» **Task brief**
Below are the records; pull every line that includes "custom".

Task material Start Marker

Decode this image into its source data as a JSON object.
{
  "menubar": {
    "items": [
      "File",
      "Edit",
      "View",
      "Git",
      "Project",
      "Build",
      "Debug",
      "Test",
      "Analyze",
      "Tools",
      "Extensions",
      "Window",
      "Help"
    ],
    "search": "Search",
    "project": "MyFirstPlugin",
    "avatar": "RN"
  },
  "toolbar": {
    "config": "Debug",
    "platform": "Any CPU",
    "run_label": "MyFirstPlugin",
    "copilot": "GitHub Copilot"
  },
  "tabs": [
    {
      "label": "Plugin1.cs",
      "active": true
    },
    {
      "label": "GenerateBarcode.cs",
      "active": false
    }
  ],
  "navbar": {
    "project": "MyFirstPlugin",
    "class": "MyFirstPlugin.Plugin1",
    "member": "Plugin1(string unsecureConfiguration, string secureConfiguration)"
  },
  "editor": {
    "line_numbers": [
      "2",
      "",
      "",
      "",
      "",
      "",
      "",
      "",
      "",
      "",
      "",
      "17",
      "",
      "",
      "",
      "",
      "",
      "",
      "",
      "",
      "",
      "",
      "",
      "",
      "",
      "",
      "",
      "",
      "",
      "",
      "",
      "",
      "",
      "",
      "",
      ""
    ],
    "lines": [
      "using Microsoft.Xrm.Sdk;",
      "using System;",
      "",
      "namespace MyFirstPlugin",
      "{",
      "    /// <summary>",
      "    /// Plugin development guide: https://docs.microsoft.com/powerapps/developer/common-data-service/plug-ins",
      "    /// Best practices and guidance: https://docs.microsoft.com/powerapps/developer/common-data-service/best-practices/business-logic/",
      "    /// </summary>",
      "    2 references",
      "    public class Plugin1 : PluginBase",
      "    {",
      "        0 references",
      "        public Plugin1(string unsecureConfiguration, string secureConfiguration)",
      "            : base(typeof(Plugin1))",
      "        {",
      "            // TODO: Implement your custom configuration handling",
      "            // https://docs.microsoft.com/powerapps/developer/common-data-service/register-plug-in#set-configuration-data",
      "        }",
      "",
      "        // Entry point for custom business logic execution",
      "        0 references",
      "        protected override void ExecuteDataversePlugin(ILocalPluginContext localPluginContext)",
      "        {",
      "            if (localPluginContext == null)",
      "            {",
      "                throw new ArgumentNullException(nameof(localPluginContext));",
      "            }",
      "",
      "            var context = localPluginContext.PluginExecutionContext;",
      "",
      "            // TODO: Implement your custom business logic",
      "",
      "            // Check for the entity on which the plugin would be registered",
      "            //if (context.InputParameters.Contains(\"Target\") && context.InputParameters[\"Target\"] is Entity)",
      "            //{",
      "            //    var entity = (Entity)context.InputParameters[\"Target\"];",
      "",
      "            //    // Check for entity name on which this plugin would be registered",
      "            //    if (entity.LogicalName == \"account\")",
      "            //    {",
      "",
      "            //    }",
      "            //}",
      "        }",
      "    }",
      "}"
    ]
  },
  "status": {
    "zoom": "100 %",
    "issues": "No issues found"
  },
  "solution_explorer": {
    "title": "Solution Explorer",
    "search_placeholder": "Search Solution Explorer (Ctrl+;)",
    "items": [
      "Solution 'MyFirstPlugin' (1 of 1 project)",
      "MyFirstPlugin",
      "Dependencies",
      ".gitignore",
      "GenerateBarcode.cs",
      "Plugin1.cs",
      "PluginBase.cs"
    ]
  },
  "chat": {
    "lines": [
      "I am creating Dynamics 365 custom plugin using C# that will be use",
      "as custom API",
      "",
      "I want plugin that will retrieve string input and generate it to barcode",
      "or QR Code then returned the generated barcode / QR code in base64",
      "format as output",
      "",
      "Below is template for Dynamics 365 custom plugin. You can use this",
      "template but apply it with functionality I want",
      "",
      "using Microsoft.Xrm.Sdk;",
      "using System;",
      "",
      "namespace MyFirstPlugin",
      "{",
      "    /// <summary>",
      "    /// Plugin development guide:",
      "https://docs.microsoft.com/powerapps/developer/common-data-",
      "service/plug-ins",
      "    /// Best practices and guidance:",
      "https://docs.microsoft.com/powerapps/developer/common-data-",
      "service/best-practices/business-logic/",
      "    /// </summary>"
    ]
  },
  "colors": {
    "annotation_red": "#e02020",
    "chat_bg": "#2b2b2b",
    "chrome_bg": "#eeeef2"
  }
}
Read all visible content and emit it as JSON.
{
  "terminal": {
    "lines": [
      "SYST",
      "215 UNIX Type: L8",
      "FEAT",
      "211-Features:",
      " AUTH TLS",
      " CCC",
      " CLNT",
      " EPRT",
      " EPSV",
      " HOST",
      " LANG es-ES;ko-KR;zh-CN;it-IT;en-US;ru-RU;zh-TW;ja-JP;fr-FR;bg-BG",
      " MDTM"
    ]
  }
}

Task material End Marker

» **Result**
      "            // TODO: Implement your custom configuration handling",
      "        // Entry point for custom business logic execution",
      "            // TODO: Implement your custom business logic",
      "I am creating Dynamics 365 custom plugin using C# that will be use",
      "as custom API",
      "Below is template for Dynamics 365 custom plugin. You can use this",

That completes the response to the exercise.